Sometimes the world makes it pretty hard to be yourself - even if you're not, say, a wacky German monarch or a gay teen in 1940s Texas. But if you do happen to be Mad King Ludwig of Bavaria, James Avery of Dainsville, or anyone else with a hankering for beauty and the rashness to act on impulse, life can be difficult indeed.
Such is the setup of Paul Rudnick's Valhalla, presented by StageQ on the smaller of the Bartell Theatre's two stages, the Evjue Theatre.
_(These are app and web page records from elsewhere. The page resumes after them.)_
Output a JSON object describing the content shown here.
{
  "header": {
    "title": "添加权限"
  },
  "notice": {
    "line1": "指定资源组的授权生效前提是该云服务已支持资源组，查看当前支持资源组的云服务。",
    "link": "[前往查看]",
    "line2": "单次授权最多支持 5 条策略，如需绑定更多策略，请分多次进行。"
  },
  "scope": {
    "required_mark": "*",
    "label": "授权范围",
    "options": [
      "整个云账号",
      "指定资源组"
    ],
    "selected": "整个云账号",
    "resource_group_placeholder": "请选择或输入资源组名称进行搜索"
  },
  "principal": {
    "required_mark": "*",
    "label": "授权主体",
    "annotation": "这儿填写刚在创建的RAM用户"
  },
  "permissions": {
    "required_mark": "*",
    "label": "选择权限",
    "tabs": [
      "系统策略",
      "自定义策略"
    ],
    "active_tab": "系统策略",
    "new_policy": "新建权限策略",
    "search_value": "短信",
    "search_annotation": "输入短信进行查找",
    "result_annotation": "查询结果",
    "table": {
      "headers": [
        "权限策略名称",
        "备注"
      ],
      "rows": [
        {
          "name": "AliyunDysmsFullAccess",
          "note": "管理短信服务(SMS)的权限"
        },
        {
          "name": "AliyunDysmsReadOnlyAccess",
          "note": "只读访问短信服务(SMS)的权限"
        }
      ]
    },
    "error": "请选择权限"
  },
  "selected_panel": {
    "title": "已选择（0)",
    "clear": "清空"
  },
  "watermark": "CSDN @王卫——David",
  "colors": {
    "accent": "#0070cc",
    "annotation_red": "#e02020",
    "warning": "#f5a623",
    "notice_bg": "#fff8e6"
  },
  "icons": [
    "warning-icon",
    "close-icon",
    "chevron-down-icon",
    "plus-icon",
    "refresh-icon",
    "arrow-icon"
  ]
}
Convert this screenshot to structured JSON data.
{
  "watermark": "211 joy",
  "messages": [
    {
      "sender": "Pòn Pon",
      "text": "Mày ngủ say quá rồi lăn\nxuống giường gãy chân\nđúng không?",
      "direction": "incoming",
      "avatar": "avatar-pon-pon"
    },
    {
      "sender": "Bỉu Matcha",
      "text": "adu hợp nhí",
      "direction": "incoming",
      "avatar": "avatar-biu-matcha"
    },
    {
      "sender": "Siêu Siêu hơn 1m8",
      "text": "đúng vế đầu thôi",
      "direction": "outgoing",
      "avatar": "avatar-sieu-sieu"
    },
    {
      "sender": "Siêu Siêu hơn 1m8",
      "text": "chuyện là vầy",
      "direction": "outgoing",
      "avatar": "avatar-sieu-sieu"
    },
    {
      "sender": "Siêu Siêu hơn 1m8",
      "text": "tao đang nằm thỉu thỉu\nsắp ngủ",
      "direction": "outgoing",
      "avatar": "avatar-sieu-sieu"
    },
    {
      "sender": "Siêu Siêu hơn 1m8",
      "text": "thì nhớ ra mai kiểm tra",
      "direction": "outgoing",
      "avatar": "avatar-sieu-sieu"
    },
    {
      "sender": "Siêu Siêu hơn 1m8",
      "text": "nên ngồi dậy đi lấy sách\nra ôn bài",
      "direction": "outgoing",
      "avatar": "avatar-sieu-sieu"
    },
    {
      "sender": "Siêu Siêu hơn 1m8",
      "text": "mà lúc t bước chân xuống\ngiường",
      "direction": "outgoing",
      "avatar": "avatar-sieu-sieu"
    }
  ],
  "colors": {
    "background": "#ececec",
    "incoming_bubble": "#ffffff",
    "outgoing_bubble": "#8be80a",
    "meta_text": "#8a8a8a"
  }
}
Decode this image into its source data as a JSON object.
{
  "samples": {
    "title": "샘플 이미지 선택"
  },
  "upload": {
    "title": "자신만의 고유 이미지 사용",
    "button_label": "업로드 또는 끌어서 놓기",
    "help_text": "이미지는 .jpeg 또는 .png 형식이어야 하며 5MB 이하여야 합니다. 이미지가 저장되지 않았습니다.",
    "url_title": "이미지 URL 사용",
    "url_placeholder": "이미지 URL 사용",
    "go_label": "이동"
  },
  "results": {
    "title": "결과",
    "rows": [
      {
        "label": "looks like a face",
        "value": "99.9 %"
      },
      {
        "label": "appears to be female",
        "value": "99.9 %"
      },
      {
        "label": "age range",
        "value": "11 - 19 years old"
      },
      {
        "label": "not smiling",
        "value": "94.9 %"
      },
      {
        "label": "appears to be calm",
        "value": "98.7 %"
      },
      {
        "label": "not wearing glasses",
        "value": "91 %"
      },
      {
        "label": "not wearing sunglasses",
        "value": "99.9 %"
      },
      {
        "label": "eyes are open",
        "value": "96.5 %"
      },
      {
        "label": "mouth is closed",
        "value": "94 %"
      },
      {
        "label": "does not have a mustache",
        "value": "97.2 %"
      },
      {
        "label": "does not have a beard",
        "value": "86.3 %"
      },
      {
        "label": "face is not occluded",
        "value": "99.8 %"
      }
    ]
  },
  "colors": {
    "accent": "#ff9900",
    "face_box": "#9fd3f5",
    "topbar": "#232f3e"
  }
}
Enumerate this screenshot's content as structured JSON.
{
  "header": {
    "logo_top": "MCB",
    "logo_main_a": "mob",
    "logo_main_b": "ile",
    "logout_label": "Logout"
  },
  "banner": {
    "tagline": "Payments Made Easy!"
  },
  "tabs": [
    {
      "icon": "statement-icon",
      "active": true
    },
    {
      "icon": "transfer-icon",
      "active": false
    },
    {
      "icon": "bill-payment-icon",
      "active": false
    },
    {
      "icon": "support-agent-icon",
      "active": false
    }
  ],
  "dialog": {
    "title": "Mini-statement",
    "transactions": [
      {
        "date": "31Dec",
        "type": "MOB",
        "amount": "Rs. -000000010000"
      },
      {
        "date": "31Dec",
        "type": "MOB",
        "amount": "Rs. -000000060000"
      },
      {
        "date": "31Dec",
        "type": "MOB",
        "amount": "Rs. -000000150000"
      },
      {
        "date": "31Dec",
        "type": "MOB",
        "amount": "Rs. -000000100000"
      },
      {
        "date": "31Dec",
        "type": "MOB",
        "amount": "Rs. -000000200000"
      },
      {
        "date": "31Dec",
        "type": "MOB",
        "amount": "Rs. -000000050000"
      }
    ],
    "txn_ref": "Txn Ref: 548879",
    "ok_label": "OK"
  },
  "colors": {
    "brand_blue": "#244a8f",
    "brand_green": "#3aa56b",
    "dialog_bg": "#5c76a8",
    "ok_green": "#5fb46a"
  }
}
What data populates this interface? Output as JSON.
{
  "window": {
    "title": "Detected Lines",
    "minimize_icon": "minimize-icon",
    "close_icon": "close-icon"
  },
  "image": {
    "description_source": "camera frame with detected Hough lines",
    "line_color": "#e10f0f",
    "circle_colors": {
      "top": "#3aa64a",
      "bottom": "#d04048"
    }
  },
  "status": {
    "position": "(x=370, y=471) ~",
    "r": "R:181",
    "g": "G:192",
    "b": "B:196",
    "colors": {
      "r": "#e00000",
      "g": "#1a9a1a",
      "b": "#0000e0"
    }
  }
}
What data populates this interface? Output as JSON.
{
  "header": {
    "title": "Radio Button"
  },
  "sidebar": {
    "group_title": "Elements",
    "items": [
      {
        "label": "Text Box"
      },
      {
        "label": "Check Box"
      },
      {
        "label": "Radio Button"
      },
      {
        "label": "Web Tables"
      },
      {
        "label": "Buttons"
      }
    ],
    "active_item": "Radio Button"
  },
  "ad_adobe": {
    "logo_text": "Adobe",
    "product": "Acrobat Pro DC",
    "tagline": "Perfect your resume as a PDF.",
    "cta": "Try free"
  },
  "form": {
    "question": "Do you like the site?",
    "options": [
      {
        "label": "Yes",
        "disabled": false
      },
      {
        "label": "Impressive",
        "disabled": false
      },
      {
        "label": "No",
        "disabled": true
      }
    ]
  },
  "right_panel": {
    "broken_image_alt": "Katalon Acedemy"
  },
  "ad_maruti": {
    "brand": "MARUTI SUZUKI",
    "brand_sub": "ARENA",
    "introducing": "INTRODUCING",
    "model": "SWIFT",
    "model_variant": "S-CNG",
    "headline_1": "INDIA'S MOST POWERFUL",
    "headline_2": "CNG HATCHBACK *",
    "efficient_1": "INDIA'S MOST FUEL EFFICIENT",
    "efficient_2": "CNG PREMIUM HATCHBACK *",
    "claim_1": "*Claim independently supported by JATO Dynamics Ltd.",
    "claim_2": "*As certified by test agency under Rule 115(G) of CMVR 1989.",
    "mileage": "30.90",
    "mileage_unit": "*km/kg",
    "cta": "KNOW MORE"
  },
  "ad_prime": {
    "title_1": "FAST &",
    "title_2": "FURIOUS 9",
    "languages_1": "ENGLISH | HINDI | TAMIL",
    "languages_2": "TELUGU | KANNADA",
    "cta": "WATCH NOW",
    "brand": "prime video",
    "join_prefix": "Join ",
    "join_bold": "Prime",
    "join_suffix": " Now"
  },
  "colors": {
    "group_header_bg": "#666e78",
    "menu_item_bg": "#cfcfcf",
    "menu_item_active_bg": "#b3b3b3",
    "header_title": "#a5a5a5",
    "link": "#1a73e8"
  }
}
Rudnick cuts between the misadventures of Ludwig, the 19th-century royal with a passion for Richard Wagner's operas, and James, a small-town young man with a passion for handsome, athletically built Henry Lee.
Rudnick's conceit of jumping back and forth between two times and places - and from a historical figure to a fictional one - can seem a little forced at times. Thankfully, a brisk, funny script keeps the audience engaged; Valhalla provides more entertainment than heavy-handed "messages."
Like most of the six-person cast, Sean Langenecker handles multiple roles, from straitlaced Henry Lee at various ages to German wrestling instructor Helmut to a Wagnerian opera character. Langenecker throws himself fully into each role, creating distinct personas for each. Most funny is Helmut, who exhorts the decidedly non-athletic Ludwig to grab him in a wrestling hold, comically wiggling his whole body like an excited dog.
Another standout is Kristin Forde, who handles five roles, the most memorable of which is Sophie, the hunchbacked potential mate to Ludwig. Though very pretty herself, she imbues the part with a certain plain-girl, matter-of-fact humor (think Janeane Garofalo-as-19th-century-blueblood).
Langenecker and Forde certainly hold their own with the two central characters, James and Ludwig, played by Andy Osen and Erik Andrus Weinke, respectively. Osen's James is impish yet somewhat subdued; Osen could approach the role a little more forcefully without overdoing it. As Ludwig, Weinke goes full-bore, sometimes getting a little shrill, but that's part of the point. Ludwig exasperated those around him with his childlike willfulness.
With its naughty, rollicking humor, the first half of the play moves more quickly. The second half tries a little too hard to poignantly wrap up various threads in the story. But that's a reflection on Rudnick's script, not this cast or Tara Ayres' direction. Playing to a packed house on a recent Saturday night, the show earned plenty of laughs while dealing with a few sound glitches. All told, it's a worthwhile evening of theater done in the accessible comic style one would expect from the writer of Jeffrey and In & Out.